■ TASK: Determine how many lines in the entries contain the word "Read", and give that number with no other text.

■ Page and application data records:

►

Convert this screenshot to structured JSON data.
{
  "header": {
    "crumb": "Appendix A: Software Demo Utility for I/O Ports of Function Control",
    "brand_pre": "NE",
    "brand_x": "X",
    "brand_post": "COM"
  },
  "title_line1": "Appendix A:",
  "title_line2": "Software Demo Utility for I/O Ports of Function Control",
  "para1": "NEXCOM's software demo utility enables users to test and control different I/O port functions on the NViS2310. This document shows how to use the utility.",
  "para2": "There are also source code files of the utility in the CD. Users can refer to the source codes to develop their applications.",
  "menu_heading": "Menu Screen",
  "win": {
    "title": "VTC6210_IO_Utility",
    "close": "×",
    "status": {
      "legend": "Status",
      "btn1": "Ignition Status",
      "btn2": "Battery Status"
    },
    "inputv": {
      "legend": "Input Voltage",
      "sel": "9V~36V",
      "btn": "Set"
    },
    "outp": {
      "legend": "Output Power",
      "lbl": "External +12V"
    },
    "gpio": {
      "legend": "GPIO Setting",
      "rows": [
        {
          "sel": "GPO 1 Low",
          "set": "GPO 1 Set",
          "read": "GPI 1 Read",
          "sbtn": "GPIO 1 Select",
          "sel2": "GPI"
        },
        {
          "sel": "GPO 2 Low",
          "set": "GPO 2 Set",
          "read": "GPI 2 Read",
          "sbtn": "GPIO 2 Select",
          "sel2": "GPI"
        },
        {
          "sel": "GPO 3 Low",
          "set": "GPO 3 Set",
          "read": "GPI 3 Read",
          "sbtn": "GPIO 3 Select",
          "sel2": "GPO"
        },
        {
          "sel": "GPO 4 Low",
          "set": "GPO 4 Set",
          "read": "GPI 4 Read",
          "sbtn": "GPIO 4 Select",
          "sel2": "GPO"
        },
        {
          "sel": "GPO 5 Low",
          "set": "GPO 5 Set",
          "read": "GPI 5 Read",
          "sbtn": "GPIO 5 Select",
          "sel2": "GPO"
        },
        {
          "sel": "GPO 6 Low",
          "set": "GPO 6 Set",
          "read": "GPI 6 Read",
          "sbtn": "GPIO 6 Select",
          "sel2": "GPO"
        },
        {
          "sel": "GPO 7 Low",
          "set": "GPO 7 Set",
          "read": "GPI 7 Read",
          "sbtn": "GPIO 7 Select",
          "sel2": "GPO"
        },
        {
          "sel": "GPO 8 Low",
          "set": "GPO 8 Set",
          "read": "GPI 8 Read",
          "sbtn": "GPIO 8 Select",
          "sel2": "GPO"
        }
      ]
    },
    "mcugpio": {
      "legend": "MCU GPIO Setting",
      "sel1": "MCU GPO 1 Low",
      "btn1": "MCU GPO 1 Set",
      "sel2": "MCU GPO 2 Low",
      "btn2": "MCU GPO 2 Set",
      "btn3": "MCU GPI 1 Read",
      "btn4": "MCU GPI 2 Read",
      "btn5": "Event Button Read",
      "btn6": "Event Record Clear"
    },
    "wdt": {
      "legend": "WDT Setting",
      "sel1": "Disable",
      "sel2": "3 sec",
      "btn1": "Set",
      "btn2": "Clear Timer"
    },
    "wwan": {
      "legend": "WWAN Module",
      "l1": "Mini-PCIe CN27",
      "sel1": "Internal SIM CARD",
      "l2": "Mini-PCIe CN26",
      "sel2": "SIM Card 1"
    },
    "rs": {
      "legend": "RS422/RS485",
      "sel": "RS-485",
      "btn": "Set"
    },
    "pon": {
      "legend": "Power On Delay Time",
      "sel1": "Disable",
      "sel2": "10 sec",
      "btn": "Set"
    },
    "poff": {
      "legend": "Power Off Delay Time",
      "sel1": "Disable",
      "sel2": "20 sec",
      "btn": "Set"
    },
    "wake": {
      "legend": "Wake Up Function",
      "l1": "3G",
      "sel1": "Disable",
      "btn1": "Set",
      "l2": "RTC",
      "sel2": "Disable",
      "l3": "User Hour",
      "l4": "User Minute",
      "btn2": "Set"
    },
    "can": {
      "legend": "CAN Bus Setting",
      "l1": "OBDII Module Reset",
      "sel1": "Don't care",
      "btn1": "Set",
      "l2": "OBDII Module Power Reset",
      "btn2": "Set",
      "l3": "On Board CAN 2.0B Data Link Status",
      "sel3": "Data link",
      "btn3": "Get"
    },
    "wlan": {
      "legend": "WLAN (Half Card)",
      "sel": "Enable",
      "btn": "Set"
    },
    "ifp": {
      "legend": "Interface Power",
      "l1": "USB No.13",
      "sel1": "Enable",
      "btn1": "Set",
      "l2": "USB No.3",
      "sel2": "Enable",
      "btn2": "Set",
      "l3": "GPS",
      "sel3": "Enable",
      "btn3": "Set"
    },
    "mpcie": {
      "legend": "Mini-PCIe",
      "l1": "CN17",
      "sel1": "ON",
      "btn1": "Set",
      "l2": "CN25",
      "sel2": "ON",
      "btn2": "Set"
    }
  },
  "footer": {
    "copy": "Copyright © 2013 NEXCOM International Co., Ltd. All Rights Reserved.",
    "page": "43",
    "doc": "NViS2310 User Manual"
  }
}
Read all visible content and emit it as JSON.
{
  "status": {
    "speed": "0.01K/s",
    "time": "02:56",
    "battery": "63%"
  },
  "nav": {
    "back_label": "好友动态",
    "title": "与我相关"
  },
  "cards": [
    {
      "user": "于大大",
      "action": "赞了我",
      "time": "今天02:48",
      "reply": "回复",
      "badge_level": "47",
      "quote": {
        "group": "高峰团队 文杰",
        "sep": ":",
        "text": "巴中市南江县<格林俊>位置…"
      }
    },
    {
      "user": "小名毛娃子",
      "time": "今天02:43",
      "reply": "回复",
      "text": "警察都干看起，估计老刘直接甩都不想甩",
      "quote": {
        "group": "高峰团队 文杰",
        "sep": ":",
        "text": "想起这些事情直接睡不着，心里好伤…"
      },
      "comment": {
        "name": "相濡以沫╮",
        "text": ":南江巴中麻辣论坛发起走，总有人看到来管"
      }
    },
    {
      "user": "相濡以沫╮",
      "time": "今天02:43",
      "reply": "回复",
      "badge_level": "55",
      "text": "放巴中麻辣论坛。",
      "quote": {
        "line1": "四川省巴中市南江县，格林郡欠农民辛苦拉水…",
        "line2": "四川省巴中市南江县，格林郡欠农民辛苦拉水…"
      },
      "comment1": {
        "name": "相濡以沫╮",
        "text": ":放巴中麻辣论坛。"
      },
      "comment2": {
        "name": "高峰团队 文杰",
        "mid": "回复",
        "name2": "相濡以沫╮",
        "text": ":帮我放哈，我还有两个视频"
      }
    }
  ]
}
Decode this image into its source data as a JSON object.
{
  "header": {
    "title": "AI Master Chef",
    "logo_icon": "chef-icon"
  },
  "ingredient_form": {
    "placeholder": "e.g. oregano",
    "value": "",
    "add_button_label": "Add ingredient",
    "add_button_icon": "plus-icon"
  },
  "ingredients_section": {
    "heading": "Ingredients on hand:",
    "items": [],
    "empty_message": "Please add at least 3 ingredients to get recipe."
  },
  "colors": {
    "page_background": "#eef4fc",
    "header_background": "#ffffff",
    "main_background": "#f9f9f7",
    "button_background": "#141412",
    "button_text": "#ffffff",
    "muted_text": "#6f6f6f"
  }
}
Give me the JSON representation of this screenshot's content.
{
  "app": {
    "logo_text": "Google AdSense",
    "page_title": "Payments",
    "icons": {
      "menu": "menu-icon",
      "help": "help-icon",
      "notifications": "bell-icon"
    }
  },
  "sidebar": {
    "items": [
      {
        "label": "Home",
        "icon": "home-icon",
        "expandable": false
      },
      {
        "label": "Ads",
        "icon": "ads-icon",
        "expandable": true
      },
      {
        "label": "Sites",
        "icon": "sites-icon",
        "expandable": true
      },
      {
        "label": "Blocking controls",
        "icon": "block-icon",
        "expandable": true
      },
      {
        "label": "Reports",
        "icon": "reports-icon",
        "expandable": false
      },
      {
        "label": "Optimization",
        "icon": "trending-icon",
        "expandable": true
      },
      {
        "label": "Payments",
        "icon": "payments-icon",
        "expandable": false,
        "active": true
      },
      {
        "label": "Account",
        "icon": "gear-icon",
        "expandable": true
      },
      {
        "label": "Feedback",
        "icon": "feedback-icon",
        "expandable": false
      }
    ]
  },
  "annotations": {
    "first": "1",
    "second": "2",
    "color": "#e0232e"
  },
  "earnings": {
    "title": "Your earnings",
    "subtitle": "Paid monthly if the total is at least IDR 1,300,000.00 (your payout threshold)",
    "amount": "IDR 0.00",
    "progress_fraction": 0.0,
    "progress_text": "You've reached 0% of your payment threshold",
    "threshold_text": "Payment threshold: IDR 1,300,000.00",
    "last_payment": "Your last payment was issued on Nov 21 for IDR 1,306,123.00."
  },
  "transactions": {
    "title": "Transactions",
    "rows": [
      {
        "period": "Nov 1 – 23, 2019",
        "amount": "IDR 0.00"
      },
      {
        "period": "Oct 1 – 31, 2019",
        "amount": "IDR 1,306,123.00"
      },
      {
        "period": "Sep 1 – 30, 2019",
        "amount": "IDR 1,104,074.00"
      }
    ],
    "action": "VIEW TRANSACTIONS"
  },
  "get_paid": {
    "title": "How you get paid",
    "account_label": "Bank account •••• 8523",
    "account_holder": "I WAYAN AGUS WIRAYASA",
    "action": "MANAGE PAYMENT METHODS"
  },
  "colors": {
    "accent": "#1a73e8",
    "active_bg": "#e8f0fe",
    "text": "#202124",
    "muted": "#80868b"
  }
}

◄

■ RESPONSE: 12